**EXERCISE REQUIREMENTS**
Each line of data below must be printed exactly as written, with any pictures removed.

BEGIN

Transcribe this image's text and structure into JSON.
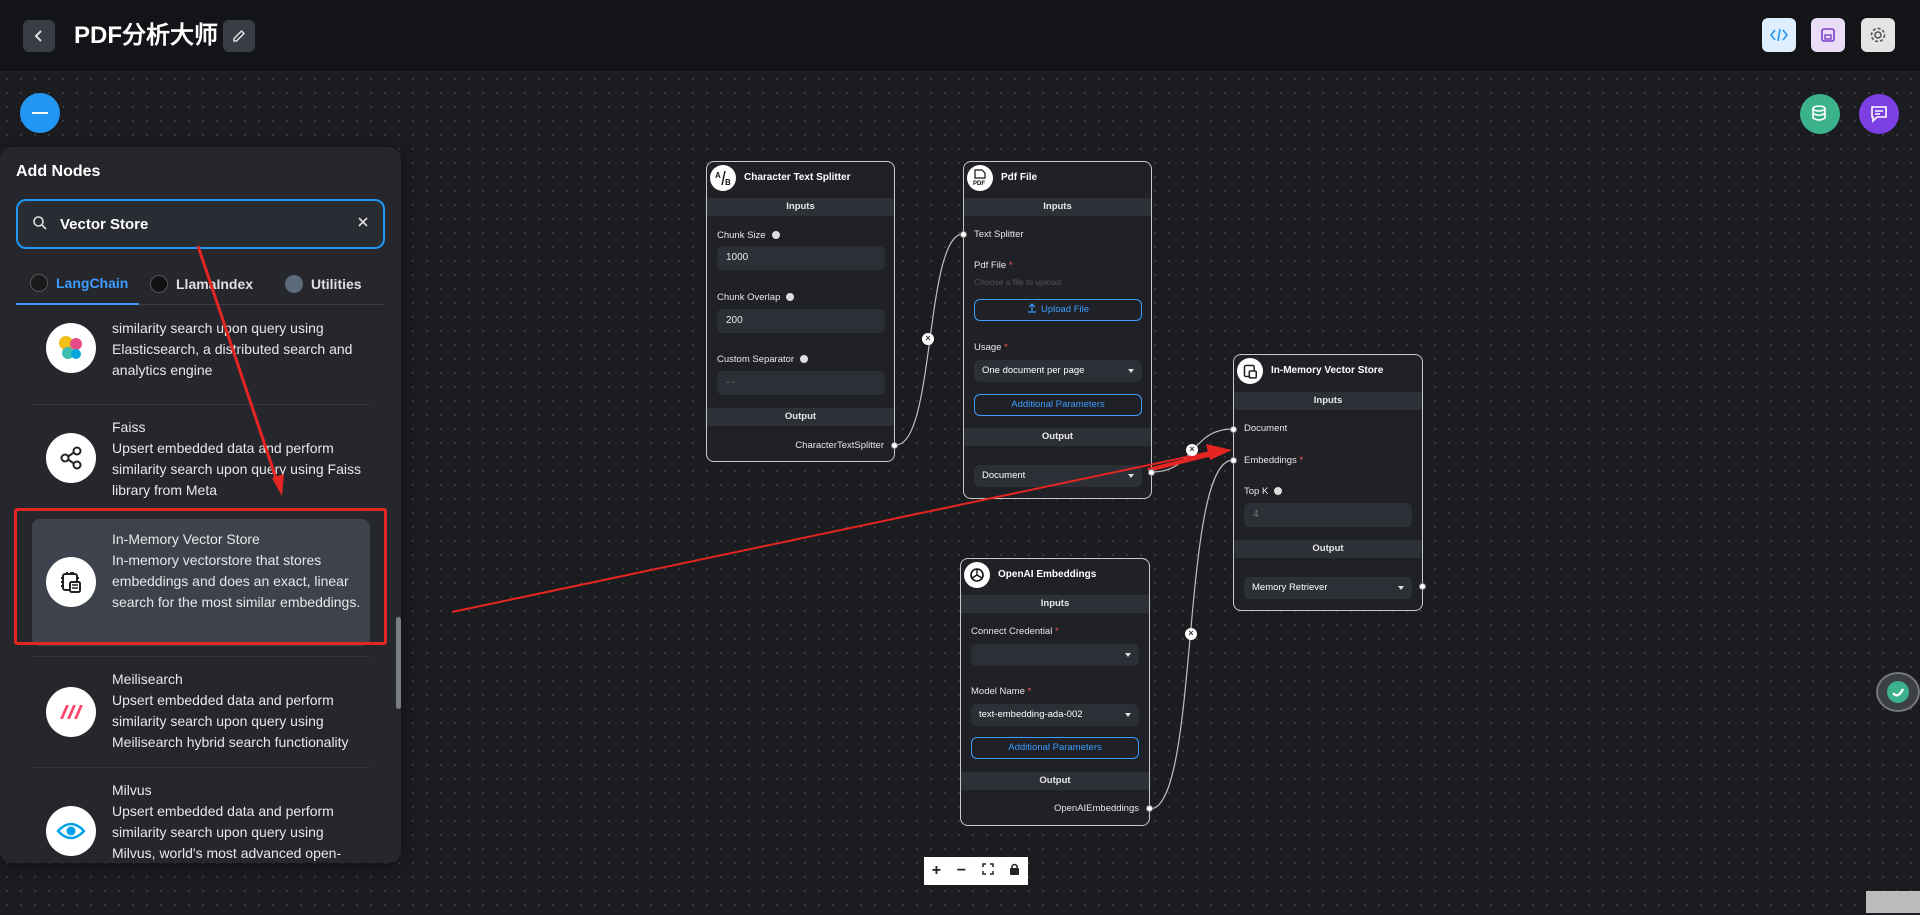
{
  "header": {
    "title": "PDF分析大师"
  },
  "add_nodes": {
    "title": "Add Nodes",
    "search_value": "Vector Store",
    "tabs": [
      {
        "label": "LangChain",
        "active": true
      },
      {
        "label": "LlamaIndex",
        "active": false
      },
      {
        "label": "Utilities",
        "active": false
      }
    ],
    "items": [
      {
        "name": "",
        "desc": "similarity search upon query using Elasticsearch, a distributed search and analytics engine"
      },
      {
        "name": "Faiss",
        "desc": "Upsert embedded data and perform similarity search upon query using Faiss library from Meta"
      },
      {
        "name": "In-Memory Vector Store",
        "desc": "In-memory vectorstore that stores embeddings and does an exact, linear search for the most similar embeddings."
      },
      {
        "name": "Meilisearch",
        "desc": "Upsert embedded data and perform similarity search upon query using Meilisearch hybrid search functionality"
      },
      {
        "name": "Milvus",
        "desc": "Upsert embedded data and perform similarity search upon query using Milvus, world's most advanced open-"
      }
    ]
  },
  "nodes": {
    "splitter": {
      "title": "Character Text Splitter",
      "inputs": "Inputs",
      "chunk_size_label": "Chunk Size",
      "chunk_size": "1000",
      "chunk_overlap_label": "Chunk Overlap",
      "chunk_overlap": "200",
      "separator_label": "Custom Separator",
      "separator": "- -",
      "output": "Output",
      "output_name": "CharacterTextSplitter"
    },
    "pdf": {
      "title": "Pdf File",
      "inputs": "Inputs",
      "text_splitter_label": "Text Splitter",
      "pdf_file_label": "Pdf File",
      "pdf_placeholder": "Choose a file to upload",
      "upload_label": "Upload File",
      "usage_label": "Usage",
      "usage_value": "One document per page",
      "additional_params": "Additional Parameters",
      "output": "Output",
      "output_value": "Document"
    },
    "memory": {
      "title": "In-Memory Vector Store",
      "inputs": "Inputs",
      "document_label": "Document",
      "embeddings_label": "Embeddings",
      "topk_label": "Top K",
      "topk_placeholder": "4",
      "output": "Output",
      "output_value": "Memory Retriever"
    },
    "openai": {
      "title": "OpenAI Embeddings",
      "inputs": "Inputs",
      "credential_label": "Connect Credential",
      "model_label": "Model Name",
      "model_value": "text-embedding-ada-002",
      "additional_params": "Additional Parameters",
      "output": "Output",
      "output_name": "OpenAIEmbeddings"
    }
  },
  "colors": {
    "accent": "#2196f3",
    "highlight": "#e52521",
    "canvas": "#1b1c20",
    "panel": "#25272d"
  },
  "icons": {
    "back": "chevron-left-icon",
    "edit": "pencil-icon",
    "code": "code-icon",
    "save": "save-icon",
    "settings": "gear-icon",
    "collapse": "minus-icon",
    "upsert": "database-icon",
    "chat": "chat-icon"
  }
}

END

**PROBLEM SOLUTION**
Transcribe this image's text and structure into JSON.
{
  "header": {
    "title": "PDF分析大师"
  },
  "add_nodes": {
    "title": "Add Nodes",
    "search_value": "Vector Store",
    "tabs": [
      {
        "label": "LangChain",
        "active": true
      },
      {
        "label": "LlamaIndex",
        "active": false
      },
      {
        "label": "Utilities",
        "active": false
      }
    ],
    "items": [
      {
        "name": "",
        "desc": "similarity search upon query using Elasticsearch, a distributed search and analytics engine"
      },
      {
        "name": "Faiss",
        "desc": "Upsert embedded data and perform similarity search upon query using Faiss library from Meta"
      },
      {
        "name": "In-Memory Vector Store",
        "desc": "In-memory vectorstore that stores embeddings and does an exact, linear search for the most similar embeddings."
      },
      {
        "name": "Meilisearch",
        "desc": "Upsert embedded data and perform similarity search upon query using Meilisearch hybrid search functionality"
      },
      {
        "name": "Milvus",
        "desc": "Upsert embedded data and perform similarity search upon query using Milvus, world's most advanced open-"
      }
    ]
  },
  "nodes": {
    "splitter": {
      "title": "Character Text Splitter",
      "inputs": "Inputs",
      "chunk_size_label": "Chunk Size",
      "chunk_size": "1000",
      "chunk_overlap_label": "Chunk Overlap",
      "chunk_overlap": "200",
      "separator_label": "Custom Separator",
      "separator": "- -",
      "output": "Output",
      "output_name": "CharacterTextSplitter"
    },
    "pdf": {
      "title": "Pdf File",
      "inputs": "Inputs",
      "text_splitter_label": "Text Splitter",
      "pdf_file_label": "Pdf File",
      "pdf_placeholder": "Choose a file to upload",
      "upload_label": "Upload File",
      "usage_label": "Usage",
      "usage_value": "One document per page",
      "additional_params": "Additional Parameters",
      "output": "Output",
      "output_value": "Document"
    },
    "memory": {
      "title": "In-Memory Vector Store",
      "inputs": "Inputs",
      "document_label": "Document",
      "embeddings_label": "Embeddings",
      "topk_label": "Top K",
      "topk_placeholder": "4",
      "output": "Output",
      "output_value": "Memory Retriever"
    },
    "openai": {
      "title": "OpenAI Embeddings",
      "inputs": "Inputs",
      "credential_label": "Connect Credential",
      "model_label": "Model Name",
      "model_value": "text-embedding-ada-002",
      "additional_params": "Additional Parameters",
      "output": "Output",
      "output_name": "OpenAIEmbeddings"
    }
  },
  "colors": {
    "accent": "#2196f3",
    "highlight": "#e52521",
    "canvas": "#1b1c20",
    "panel": "#25272d"
  },
  "icons": {
    "back": "chevron-left-icon",
    "edit": "pencil-icon",
    "code": "code-icon",
    "save": "save-icon",
    "settings": "gear-icon",
    "collapse": "minus-icon",
    "upsert": "database-icon",
    "chat": "chat-icon"
  }
}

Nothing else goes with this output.